People start to hit "the wall" around mile 20, and in general the pace slows down. This is the spot where many people stop and can’t continue in most long races, but the hot weather didn't do runners any favors. Even though I felt pretty good, when I saw my family at mile 21 it gave me the extra push I needed to keep going. Around mile 23, I really started to feel the heat—my feet were really hurting, I was thirsty and hot, and I felt my body slow down even though I didn’t want it to. The very idea of picking up my speed seemed impossible, and running three more miles sounded like torture.
Luckily I was carrying my phone, and I saw a stream of messages come in. Friends, family, the Thrive Market Run Club crew! Everyone was digitally cheering for me via text or email. At the point where I almost considered walking, seeing texts with the tiny emoji running guy and confetti quite literally spurred me forward.
I finally got the to the last few miles, and the energy of the crowd is incredible.
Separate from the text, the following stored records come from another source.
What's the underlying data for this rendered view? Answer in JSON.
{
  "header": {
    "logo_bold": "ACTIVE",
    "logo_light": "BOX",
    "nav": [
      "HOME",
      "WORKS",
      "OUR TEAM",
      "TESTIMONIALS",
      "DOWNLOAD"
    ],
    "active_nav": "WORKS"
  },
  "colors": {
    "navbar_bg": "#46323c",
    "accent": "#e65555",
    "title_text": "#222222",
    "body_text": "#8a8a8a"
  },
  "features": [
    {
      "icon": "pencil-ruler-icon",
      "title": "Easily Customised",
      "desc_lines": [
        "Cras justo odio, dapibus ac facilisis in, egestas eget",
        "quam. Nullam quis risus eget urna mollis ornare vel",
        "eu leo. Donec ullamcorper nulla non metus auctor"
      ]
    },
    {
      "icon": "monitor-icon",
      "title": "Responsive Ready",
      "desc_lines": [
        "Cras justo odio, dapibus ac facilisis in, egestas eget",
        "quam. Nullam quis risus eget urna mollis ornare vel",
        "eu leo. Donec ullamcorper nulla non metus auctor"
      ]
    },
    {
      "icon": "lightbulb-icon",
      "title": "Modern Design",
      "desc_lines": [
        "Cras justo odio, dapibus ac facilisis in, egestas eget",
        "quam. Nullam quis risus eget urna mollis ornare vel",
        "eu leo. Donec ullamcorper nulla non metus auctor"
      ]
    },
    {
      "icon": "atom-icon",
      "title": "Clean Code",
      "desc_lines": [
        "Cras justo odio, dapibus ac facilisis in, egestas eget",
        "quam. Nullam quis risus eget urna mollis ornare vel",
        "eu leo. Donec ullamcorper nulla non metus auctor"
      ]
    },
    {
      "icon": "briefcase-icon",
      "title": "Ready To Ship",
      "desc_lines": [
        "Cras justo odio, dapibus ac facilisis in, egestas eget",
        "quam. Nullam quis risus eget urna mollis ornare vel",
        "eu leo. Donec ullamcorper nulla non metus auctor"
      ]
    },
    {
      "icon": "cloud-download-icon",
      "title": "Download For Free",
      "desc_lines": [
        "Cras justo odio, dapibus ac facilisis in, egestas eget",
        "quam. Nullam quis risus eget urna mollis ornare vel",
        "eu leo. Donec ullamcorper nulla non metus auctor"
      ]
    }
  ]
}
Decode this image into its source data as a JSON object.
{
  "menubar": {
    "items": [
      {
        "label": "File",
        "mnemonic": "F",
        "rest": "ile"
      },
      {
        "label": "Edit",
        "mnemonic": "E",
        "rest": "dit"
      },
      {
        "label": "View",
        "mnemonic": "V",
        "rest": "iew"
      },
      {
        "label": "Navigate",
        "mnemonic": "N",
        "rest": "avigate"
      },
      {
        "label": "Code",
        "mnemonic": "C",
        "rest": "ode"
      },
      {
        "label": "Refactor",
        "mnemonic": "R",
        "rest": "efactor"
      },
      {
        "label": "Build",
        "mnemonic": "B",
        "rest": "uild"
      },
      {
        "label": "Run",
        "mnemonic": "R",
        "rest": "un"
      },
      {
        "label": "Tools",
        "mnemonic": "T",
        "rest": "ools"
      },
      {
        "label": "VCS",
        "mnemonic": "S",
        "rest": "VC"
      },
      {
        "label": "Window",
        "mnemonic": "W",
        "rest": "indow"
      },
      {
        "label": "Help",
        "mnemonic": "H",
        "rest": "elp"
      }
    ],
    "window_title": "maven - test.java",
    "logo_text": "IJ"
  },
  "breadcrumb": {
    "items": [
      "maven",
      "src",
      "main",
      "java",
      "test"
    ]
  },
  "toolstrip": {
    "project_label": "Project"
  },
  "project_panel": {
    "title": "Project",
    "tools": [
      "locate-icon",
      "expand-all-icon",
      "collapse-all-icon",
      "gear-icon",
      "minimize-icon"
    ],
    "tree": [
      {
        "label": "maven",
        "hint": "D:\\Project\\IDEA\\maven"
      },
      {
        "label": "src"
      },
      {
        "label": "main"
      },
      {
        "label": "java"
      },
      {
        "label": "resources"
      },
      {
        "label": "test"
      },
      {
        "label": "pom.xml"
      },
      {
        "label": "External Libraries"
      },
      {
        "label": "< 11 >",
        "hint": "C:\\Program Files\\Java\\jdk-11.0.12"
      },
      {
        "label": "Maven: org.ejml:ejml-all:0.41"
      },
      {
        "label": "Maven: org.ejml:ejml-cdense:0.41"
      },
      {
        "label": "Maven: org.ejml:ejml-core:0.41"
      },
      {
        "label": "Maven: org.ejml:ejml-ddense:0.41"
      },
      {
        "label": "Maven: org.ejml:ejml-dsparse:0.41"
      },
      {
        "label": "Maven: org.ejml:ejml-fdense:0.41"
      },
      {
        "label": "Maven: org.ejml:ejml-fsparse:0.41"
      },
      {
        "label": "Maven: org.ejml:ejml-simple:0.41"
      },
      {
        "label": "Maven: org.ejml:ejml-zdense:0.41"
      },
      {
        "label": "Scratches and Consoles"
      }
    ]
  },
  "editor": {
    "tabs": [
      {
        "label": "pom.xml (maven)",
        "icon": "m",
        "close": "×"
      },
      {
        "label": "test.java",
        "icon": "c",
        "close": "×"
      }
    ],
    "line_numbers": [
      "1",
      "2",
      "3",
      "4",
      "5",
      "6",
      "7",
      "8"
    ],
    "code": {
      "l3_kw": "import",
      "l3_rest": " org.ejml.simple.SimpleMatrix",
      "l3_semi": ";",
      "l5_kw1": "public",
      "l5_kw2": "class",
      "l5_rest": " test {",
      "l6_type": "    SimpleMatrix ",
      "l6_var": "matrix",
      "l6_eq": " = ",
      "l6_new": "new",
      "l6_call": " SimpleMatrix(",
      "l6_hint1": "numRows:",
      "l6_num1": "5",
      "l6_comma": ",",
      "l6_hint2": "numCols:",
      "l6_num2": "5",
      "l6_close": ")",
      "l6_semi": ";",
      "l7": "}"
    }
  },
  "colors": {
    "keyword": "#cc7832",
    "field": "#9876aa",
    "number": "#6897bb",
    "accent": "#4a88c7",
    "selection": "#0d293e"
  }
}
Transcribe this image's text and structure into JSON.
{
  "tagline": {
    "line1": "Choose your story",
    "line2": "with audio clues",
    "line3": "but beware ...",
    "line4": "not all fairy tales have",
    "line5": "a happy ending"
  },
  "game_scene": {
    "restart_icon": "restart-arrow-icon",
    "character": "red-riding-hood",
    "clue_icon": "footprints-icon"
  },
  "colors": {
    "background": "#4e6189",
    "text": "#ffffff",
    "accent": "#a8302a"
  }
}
Their cheers and joy buoy your spirits, and then I saw the finish line in site. The mile markers that dot the course turn into a visual countdown—800 meters, 400 meters, 200 meters, 100 meters to the finish! Nothing could wipe the grin from my face during those last two miles—I almost couldn't believe that I was about to finish my first marathon.
Crossing the finish line was the greatest thing. They keep it closed off from any spectators, so it’s pretty much just the participants and volunteers. You keep walking after you pass through the finish (read: hobbling slowly) and volunteers give you water, beer (!), and then eventually your medal.
After that, it’s a big party. Everyone is happy it’s over and excited that they finished and high on endorphins—it’s fantastic! Plus, after expending over 2,600 calories during the marathon, you pretty much get to eat whatever you want. It’s a win-win.
Even though there were a few times during the race that I thought to myself, “I’m NEVER doing this again!”, only 48 hours later, I was already itching to start training for another. Anybody up for the L.A. Marathon?
Photo credit: Alicia Cho